● Task requirements: Print the listing below verbatim, passing over each picture.

————

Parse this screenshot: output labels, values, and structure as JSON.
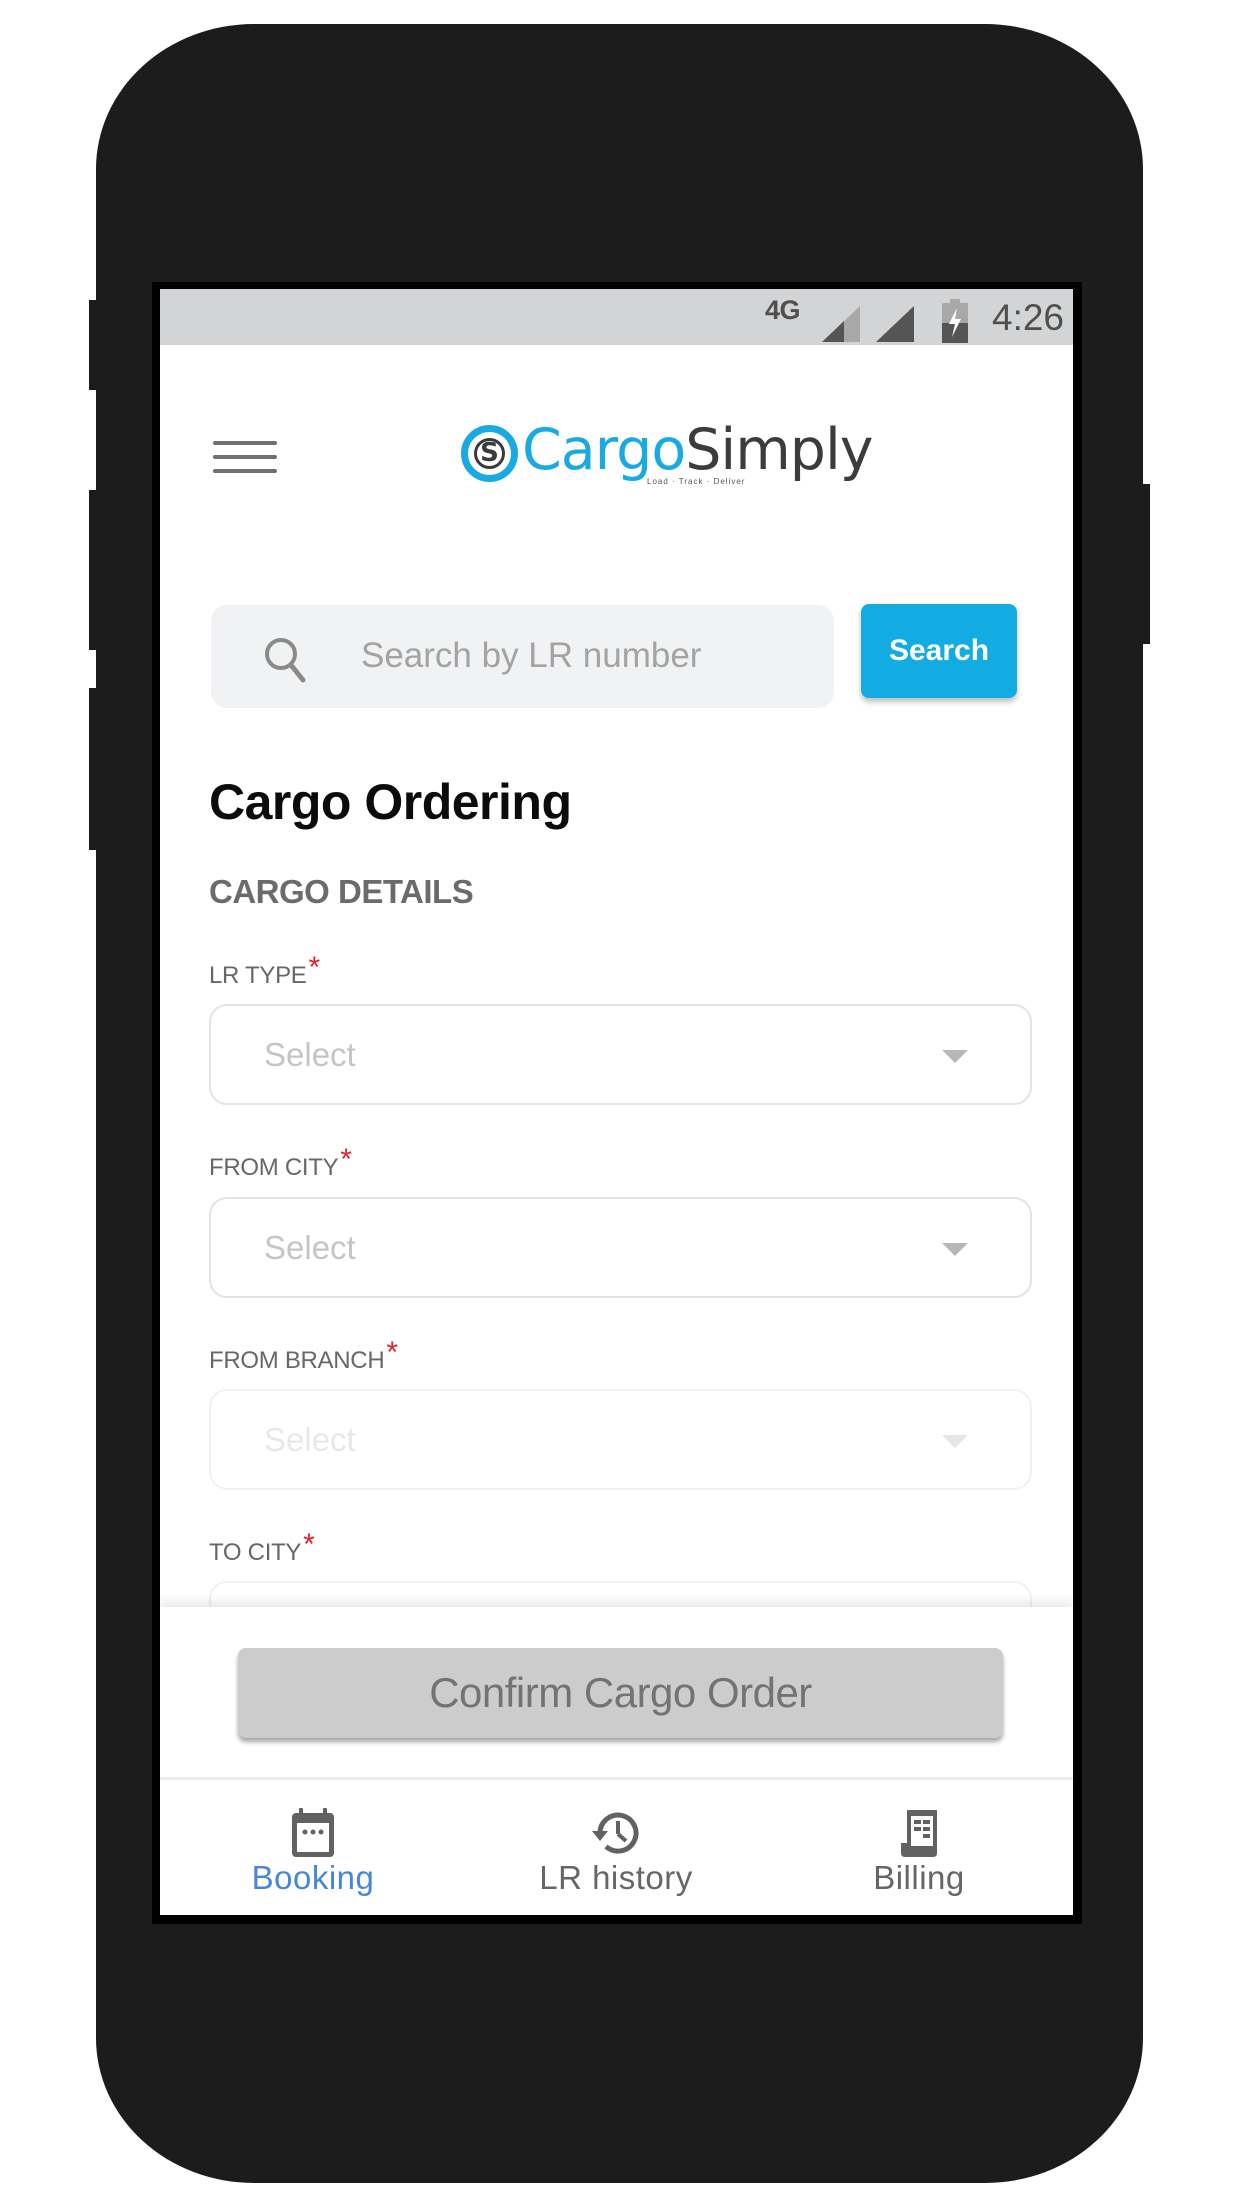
{
  "status_bar": {
    "network": "4G",
    "time": "4:26",
    "icons": [
      "signal-icon",
      "signal-icon",
      "battery-charging-icon"
    ]
  },
  "header": {
    "menu_icon": "hamburger-menu-icon",
    "logo": {
      "mark": "S",
      "brand_part1": "Cargo",
      "brand_part2": "Simply",
      "tagline": "Load · Track · Deliver",
      "colors": {
        "primary": "#1ba9e1",
        "secondary": "#3c3c3c"
      }
    }
  },
  "search": {
    "icon": "search-icon",
    "placeholder": "Search by LR number",
    "value": "",
    "button_label": "Search",
    "button_color": "#12ace3"
  },
  "page": {
    "title": "Cargo Ordering",
    "section_title": "CARGO DETAILS",
    "required_marker": "*",
    "required_color": "#e0222a",
    "fields": [
      {
        "label": "LR TYPE",
        "required": true,
        "placeholder": "Select",
        "disabled": false
      },
      {
        "label": "FROM CITY",
        "required": true,
        "placeholder": "Select",
        "disabled": false
      },
      {
        "label": "FROM BRANCH",
        "required": true,
        "placeholder": "Select",
        "disabled": true
      },
      {
        "label": "TO CITY",
        "required": true,
        "placeholder": "",
        "disabled": true
      }
    ]
  },
  "footer": {
    "confirm_label": "Confirm Cargo Order",
    "confirm_enabled": false
  },
  "bottom_nav": {
    "active_color": "#4a86d8",
    "items": [
      {
        "label": "Booking",
        "icon": "calendar-icon",
        "active": true
      },
      {
        "label": "LR history",
        "icon": "history-icon",
        "active": false
      },
      {
        "label": "Billing",
        "icon": "receipt-icon",
        "active": false
      }
    ]
  }
}
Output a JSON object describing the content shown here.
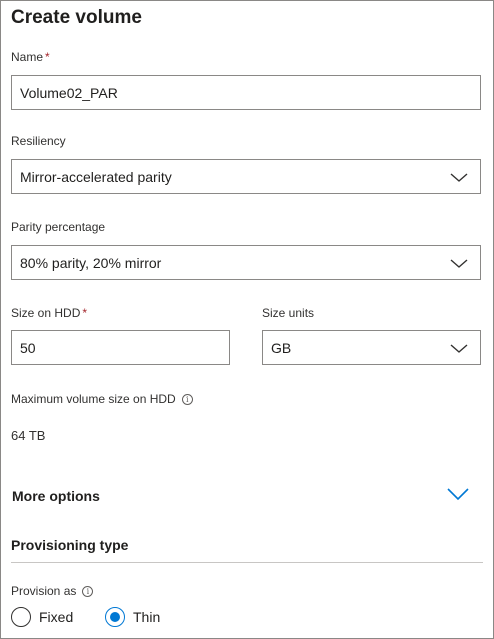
{
  "panel": {
    "title": "Create volume"
  },
  "name_field": {
    "label": "Name",
    "required_marker": "*",
    "value": "Volume02_PAR"
  },
  "resiliency": {
    "label": "Resiliency",
    "selected": "Mirror-accelerated parity"
  },
  "parity_percentage": {
    "label": "Parity percentage",
    "selected": "80% parity, 20% mirror"
  },
  "size_on_hdd": {
    "label": "Size on HDD",
    "required_marker": "*",
    "value": "50"
  },
  "size_units": {
    "label": "Size units",
    "selected": "GB"
  },
  "max_volume_size": {
    "label": "Maximum volume size on HDD",
    "info_icon": "info-icon",
    "value": "64 TB"
  },
  "more_options": {
    "label": "More options",
    "icon": "chevron-down-icon"
  },
  "provisioning": {
    "heading": "Provisioning type",
    "provision_as_label": "Provision as",
    "info_icon": "info-icon",
    "options": [
      {
        "label": "Fixed",
        "checked": false
      },
      {
        "label": "Thin",
        "checked": true
      }
    ]
  },
  "colors": {
    "accent": "#0078d4",
    "required": "#a4262c",
    "border": "#8a8886"
  }
}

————

● Finished exercise:
Parse this screenshot: output labels, values, and structure as JSON.
{
  "status_bar": {
    "network": "4G",
    "time": "4:26",
    "icons": [
      "signal-icon",
      "signal-icon",
      "battery-charging-icon"
    ]
  },
  "header": {
    "menu_icon": "hamburger-menu-icon",
    "logo": {
      "mark": "S",
      "brand_part1": "Cargo",
      "brand_part2": "Simply",
      "tagline": "Load · Track · Deliver",
      "colors": {
        "primary": "#1ba9e1",
        "secondary": "#3c3c3c"
      }
    }
  },
  "search": {
    "icon": "search-icon",
    "placeholder": "Search by LR number",
    "value": "",
    "button_label": "Search",
    "button_color": "#12ace3"
  },
  "page": {
    "title": "Cargo Ordering",
    "section_title": "CARGO DETAILS",
    "required_marker": "*",
    "required_color": "#e0222a",
    "fields": [
      {
        "label": "LR TYPE",
        "required": true,
        "placeholder": "Select",
        "disabled": false
      },
      {
        "label": "FROM CITY",
        "required": true,
        "placeholder": "Select",
        "disabled": false
      },
      {
        "label": "FROM BRANCH",
        "required": true,
        "placeholder": "Select",
        "disabled": true
      },
      {
        "label": "TO CITY",
        "required": true,
        "placeholder": "",
        "disabled": true
      }
    ]
  },
  "footer": {
    "confirm_label": "Confirm Cargo Order",
    "confirm_enabled": false
  },
  "bottom_nav": {
    "active_color": "#4a86d8",
    "items": [
      {
        "label": "Booking",
        "icon": "calendar-icon",
        "active": true
      },
      {
        "label": "LR history",
        "icon": "history-icon",
        "active": false
      },
      {
        "label": "Billing",
        "icon": "receipt-icon",
        "active": false
      }
    ]
  }
}
Output a JSON object describing the content shown here.
{
  "panel": {
    "title": "Create volume"
  },
  "name_field": {
    "label": "Name",
    "required_marker": "*",
    "value": "Volume02_PAR"
  },
  "resiliency": {
    "label": "Resiliency",
    "selected": "Mirror-accelerated parity"
  },
  "parity_percentage": {
    "label": "Parity percentage",
    "selected": "80% parity, 20% mirror"
  },
  "size_on_hdd": {
    "label": "Size on HDD",
    "required_marker": "*",
    "value": "50"
  },
  "size_units": {
    "label": "Size units",
    "selected": "GB"
  },
  "max_volume_size": {
    "label": "Maximum volume size on HDD",
    "info_icon": "info-icon",
    "value": "64 TB"
  },
  "more_options": {
    "label": "More options",
    "icon": "chevron-down-icon"
  },
  "provisioning": {
    "heading": "Provisioning type",
    "provision_as_label": "Provision as",
    "info_icon": "info-icon",
    "options": [
      {
        "label": "Fixed",
        "checked": false
      },
      {
        "label": "Thin",
        "checked": true
      }
    ]
  },
  "colors": {
    "accent": "#0078d4",
    "required": "#a4262c",
    "border": "#8a8886"
  }
}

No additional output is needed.